The job is to find each line in the entries holding the string "conversation" and copy that line.

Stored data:

=== Begin Enclosure ===

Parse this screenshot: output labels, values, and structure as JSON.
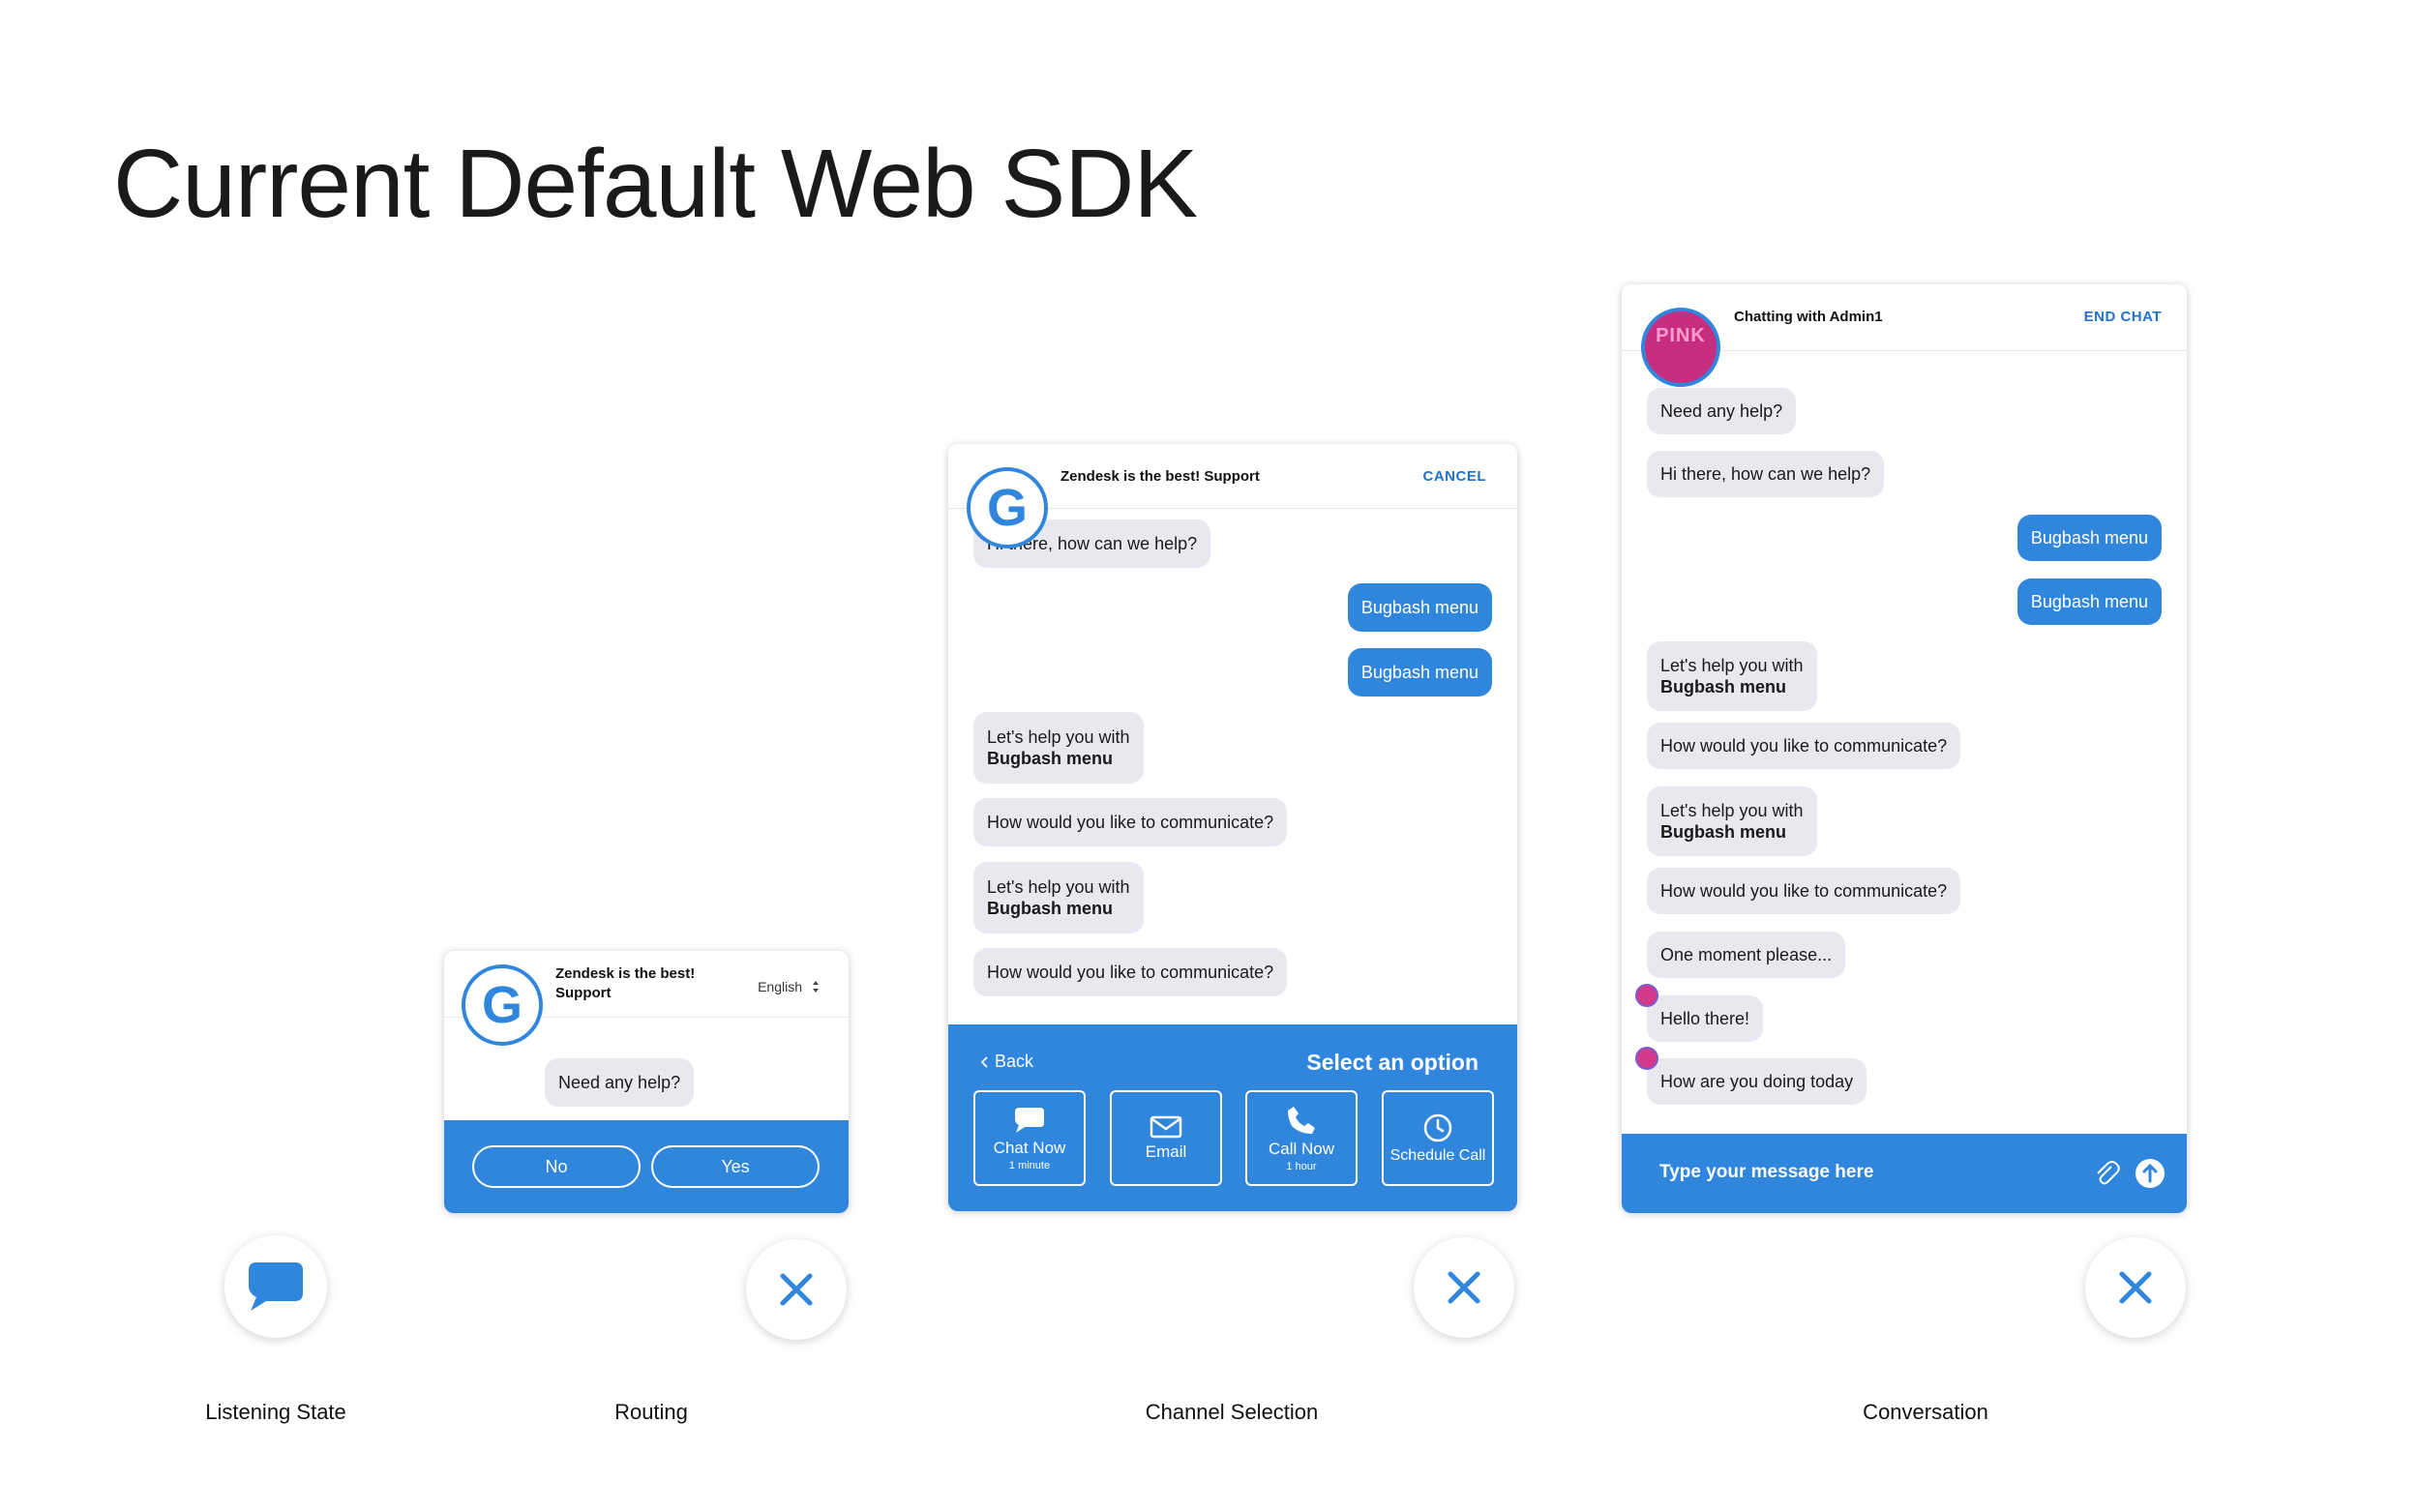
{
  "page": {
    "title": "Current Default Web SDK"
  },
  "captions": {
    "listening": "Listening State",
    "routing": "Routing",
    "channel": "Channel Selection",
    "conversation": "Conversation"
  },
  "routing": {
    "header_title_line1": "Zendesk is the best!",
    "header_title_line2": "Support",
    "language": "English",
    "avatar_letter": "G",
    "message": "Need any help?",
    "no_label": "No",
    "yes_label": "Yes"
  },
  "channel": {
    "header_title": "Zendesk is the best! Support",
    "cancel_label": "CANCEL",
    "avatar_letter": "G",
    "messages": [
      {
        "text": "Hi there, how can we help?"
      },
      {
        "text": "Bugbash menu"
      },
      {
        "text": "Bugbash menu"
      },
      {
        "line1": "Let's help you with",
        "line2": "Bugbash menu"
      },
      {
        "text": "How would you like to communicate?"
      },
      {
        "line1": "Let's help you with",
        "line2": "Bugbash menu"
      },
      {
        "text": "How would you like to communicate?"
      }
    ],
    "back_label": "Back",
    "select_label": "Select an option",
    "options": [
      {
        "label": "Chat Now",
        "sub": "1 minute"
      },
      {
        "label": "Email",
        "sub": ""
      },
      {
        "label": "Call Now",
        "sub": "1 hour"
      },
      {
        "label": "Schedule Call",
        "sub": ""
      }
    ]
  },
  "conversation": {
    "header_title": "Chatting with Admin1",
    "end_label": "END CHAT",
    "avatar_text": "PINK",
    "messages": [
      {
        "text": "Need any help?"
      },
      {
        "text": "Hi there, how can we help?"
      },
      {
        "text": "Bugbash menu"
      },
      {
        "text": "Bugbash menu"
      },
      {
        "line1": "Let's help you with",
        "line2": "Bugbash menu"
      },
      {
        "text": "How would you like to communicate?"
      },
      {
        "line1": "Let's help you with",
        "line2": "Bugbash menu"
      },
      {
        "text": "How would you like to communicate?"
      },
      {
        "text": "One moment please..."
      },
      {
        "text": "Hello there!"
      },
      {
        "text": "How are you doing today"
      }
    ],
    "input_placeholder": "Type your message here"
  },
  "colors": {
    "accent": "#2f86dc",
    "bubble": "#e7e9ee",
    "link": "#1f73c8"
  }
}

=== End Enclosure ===

Task result:
    "conversation": "Conversation"
  "conversation": {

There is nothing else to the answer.